_The problem_. Among these entries, how many lines contain "icon"? Say the number and nothing else.
╔══
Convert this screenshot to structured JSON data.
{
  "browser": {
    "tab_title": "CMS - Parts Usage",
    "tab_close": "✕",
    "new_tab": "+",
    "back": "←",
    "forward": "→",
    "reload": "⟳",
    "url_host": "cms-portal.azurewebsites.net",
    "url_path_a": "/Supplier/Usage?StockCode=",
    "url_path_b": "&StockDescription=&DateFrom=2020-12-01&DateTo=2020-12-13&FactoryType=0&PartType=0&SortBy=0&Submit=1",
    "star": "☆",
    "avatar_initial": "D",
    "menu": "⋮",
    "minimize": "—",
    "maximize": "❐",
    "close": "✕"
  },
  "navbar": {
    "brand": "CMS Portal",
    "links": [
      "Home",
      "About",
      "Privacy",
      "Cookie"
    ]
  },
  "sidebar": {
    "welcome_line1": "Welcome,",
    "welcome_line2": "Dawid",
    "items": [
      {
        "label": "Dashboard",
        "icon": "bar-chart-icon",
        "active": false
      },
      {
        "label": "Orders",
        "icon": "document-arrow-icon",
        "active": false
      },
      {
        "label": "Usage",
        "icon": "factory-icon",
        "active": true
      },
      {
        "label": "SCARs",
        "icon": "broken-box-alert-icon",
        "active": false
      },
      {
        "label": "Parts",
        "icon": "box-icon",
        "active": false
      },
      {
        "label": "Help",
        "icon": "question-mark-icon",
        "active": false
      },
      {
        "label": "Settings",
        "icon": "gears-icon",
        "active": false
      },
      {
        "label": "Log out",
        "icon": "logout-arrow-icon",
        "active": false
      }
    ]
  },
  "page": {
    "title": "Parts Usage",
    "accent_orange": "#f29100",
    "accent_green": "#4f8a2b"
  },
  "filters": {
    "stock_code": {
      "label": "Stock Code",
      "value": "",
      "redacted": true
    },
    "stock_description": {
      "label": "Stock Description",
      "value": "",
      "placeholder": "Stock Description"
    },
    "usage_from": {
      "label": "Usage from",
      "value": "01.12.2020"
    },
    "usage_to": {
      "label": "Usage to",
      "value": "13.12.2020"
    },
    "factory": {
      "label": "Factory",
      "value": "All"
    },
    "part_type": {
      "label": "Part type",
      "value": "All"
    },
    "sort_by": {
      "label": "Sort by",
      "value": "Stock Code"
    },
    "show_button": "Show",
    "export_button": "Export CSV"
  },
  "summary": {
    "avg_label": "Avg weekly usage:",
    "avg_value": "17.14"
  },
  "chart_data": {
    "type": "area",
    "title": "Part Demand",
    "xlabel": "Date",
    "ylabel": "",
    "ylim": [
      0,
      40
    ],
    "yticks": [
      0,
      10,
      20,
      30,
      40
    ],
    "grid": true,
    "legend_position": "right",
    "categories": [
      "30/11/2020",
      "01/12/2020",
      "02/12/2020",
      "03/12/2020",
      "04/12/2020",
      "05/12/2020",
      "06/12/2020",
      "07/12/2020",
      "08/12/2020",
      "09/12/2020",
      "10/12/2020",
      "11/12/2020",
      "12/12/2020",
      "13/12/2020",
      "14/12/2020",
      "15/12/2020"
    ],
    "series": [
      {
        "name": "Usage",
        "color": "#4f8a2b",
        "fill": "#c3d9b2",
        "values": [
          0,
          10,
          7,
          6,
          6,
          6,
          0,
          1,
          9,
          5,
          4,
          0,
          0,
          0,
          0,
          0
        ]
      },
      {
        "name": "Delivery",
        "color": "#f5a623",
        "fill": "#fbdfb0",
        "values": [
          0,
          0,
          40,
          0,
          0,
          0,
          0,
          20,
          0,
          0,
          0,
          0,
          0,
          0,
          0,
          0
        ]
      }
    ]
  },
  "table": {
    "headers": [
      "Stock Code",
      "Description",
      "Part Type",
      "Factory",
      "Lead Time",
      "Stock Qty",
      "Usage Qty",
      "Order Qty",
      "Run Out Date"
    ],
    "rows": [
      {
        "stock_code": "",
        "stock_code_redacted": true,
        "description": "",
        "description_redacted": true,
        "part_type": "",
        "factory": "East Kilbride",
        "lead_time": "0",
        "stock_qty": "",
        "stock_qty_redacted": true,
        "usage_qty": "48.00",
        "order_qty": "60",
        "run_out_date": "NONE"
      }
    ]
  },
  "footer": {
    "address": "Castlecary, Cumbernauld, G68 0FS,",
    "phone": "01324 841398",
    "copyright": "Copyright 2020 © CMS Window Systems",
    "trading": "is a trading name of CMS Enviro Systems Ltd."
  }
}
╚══
_Response_. 8